Outside the ropes she had always been a quiet and studious hijab-wearing Malaysian woman, but here in the ring, dressed in black leather embossed with flames and as the crowd roared, she suddenly felt like a fire burst from inside her: here she was Phoenix. But I saw potential in her from her first match because as soon as she came on, she just transformed into this whole different person. And my friends told me later that backstage, when I unmasked, some of the wrestlers, the guys I train with, cried too. So I use their words as motivation to train more, to prove to these people that being a hijab girl should not stop me, that I have something here I know I can do well — no matter what they say. For them it showed how much pride I had as a wrestler. However, in December , a storyline was decided for her next match: if she lost, she would have to unmask and reveal her identity. The support she has had from the wrestling community has made it easier to cope with the backlash aimed at her online, mainly on Facebook, from more conservative quarters, with comments on morality or calling her a slut and a whore.

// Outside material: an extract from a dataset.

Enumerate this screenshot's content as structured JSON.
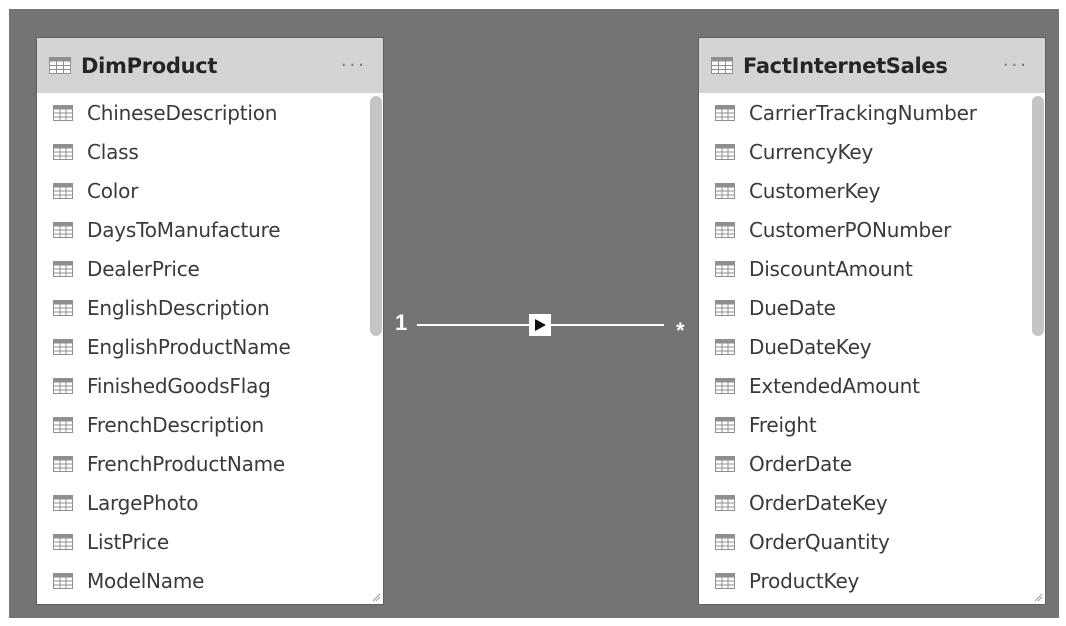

© 2020 laboratoriosnatura.com - All rights reserved. All Models are over 21 y.o.